I'm sure hitters would do fine with a smaller strike zone. Pitchers maybe not so much. I'm paraphrasing from memory here, but one of the umpires (or ex-umpires) interviewed in the Weber book said something like, "The bat is 32 or 34 inches long. If the batter can't cover a few inches off a 17-inch plate, he's doing something wrong."

A number of umpires also spoke about how they are urged by the league to "find strikes" and "hunt for strikes" in order to keep the games moving.
Handedness of the pitcher and pitch type do not have a large effect on the zone, not to the extent of the 2-3 inch horizontal shifts that we are talking about here.

However, they do have some small effects. Properly measuring those effects, though, I have found to be nearly impossible with the PITCHf/x data. It is very hard to distinguish pitch type effects, for example, from effects due to the catcher target and the ball-strike count. The ball-strike count can be eliminated or adjusted for, but without catcher target data, that effect is tougher to adjust for.
Apologies if this has been covered and I missed it, but have you looked at effects of batter positioning yet? Maybe LHBs typically stand closer to the plate.
I didn't cover it in this article, but yes, LHB do stand a little closer to the plate. I talked about that in more detail in my article on hit batters.

I had thought that maybe what you suggest was a factor in the shifted strike zone. My speculation was that because the left-handed batter stood closer to the plate, the umpire had to shift closer to the middle of the plate, shifting his strike zone in that direction along with it. But I didn't see that in operation in the positioning data for these three umpires. It's possible that (1) it does work that way, but this sample of data is too small to show it, or (2) the batter position relative to the plate affects the strike zone in some other manner than the umpire positioning.

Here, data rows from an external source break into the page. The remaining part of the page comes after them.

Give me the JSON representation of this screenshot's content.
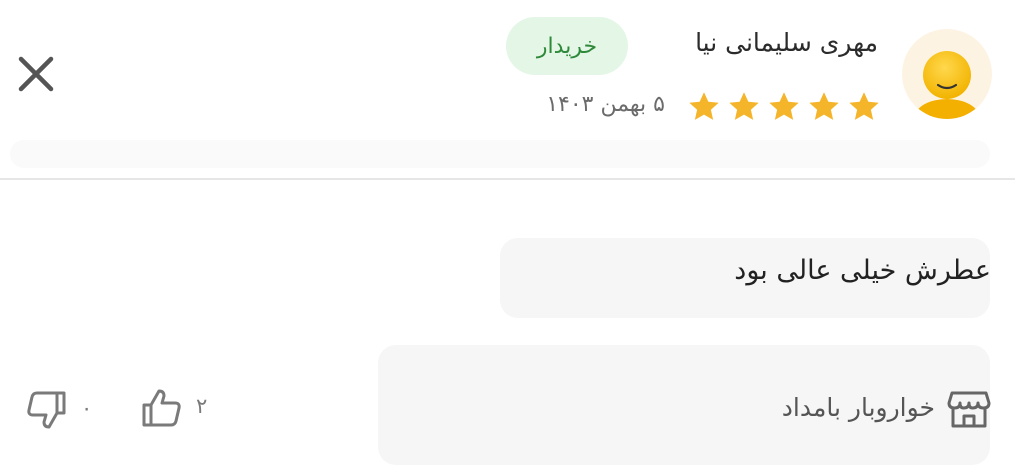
{
  "review": {
    "author_name": "مهری سلیمانی نیا",
    "badge_label": "خریدار",
    "rating": 5,
    "date": "۵ بهمن ۱۴۰۳",
    "comment": "عطرش خیلی عالی بود",
    "store_name": "خواروبار بامداد",
    "likes": "۲",
    "dislikes": "۰"
  },
  "icons": {
    "close": "close-icon",
    "avatar": "user-avatar-icon",
    "star": "star-icon",
    "store": "store-icon",
    "like": "thumbs-up-icon",
    "dislike": "thumbs-down-icon"
  },
  "colors": {
    "badge_bg": "#e4f6e5",
    "badge_text": "#2e8a3a",
    "star": "#f5b52a",
    "avatar_bg": "#fdf3e3",
    "divider": "#e6e6e6"
  }
}
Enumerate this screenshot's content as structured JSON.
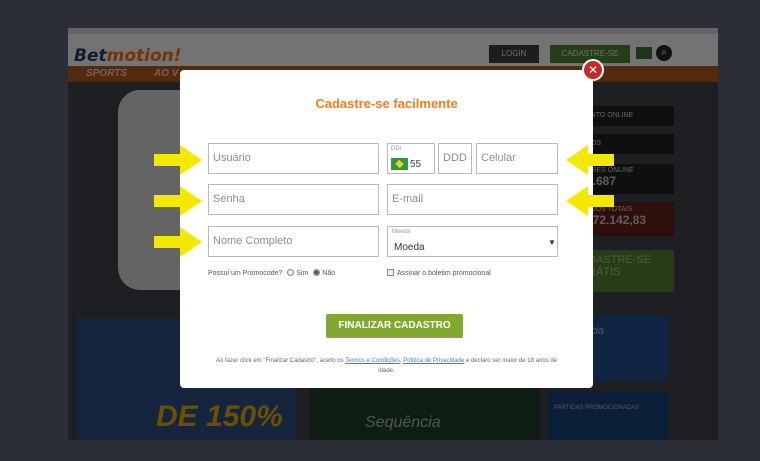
{
  "site": {
    "logo_prefix": "Bet",
    "logo_suffix": "motion!",
    "login_label": "LOGIN",
    "signup_label": "CADASTRE-SE",
    "nav_sports": "SPORTS",
    "nav_live": "AO V",
    "panel_line1": "ENTO ONLINE",
    "panel_line2": "NOS",
    "panel_line3": "ORES ONLINE",
    "panel_value1": "3.687",
    "panel_line4": "ADOS TOTAIS",
    "panel_value2": "972.142,83",
    "green_block": "DASTRE-SE\nRÁTIS",
    "promo_big": "DE 150%",
    "promo_mid": "Sequência",
    "promo_right": "sequência\nhadora",
    "promo_right2": "PARTIDAS PROMOCIONADAS"
  },
  "modal": {
    "title": "Cadastre-se facilmente",
    "username_placeholder": "Usuário",
    "ddi_label": "DDI",
    "ddi_code": "55",
    "ddd_placeholder": "DDD",
    "phone_placeholder": "Celular",
    "password_placeholder": "Senha",
    "email_placeholder": "E-mail",
    "fullname_placeholder": "Nome Completo",
    "currency_label": "Moeda",
    "currency_value": "Moeda",
    "promo_question": "Possui um Promocode?",
    "promo_yes": "Sim",
    "promo_no": "Não",
    "promo_selected": "Não",
    "newsletter_label": "Assinar o boletim promocional",
    "submit_label": "FINALIZAR CADASTRO",
    "legal_prefix": "Ao fazer click em \"Finalizar Cadastro\", aceito os ",
    "legal_terms": "Termos e Condições",
    "legal_sep": ", ",
    "legal_privacy": "Política de Privacidade",
    "legal_suffix": " e declaro ser maior de 18 anos de idade."
  },
  "colors": {
    "title": "#f07d1c",
    "submit": "#82a832",
    "close": "#c8282a",
    "arrow": "#f5e800"
  },
  "icons": {
    "close": "close-icon",
    "arrow": "arrow-right-icon"
  }
}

I discussed those possibilities in my original strike zone (linked in the second paragraph of this article) and concluded that catcher target was the most likely explanation. For one thing, I observed a number of exceptions to the "stands close to plate, strike zone shifts outside" rule. But batters who saw a lot of outside pitches almost all had their strike zones shifted outside. In that article, I discussed some of the questions of cause and effect around that.
Former Umpire here ...
Couple things - just like a ball hit directly at an outfielder - it is difficult to judge/see pitches unless at an angle (Monocular vision) ...

That is why umpires get in the slot ...when you have a left handed hitter up (yes they do crowd the plate more generally) ..

When a hitter crowds the plate - and the catcher is a bigger guy ...the umpire has to compromise his angle at times to see as well as he can ...

Conversely, on balls on or near the "inside rail", the left handed hitter sometimes gets a little break because he is so close to the plate - and with the umpires' compromised view - it seems the inside pitch is exploding right at them (like a ball hit directly at an outfielder - they tirn sideways to guage depth) ....

Additonally, If the umpire is right eye dominant - then the outside pitch to a lefthanded hitter is not seen with the same confidence as an outside pitch to a right handed hitter.

Ironically, most left-handed hitters in upper level baseball have longer arms - coincidence perhaps.

Bottom line - as long as the umpire is consistent - the players adjust - its just Baseball, always has been Baseball

Its kinda cool though that a statistical analysis produced results that validated what we umpires were able to discern frequently over a few beers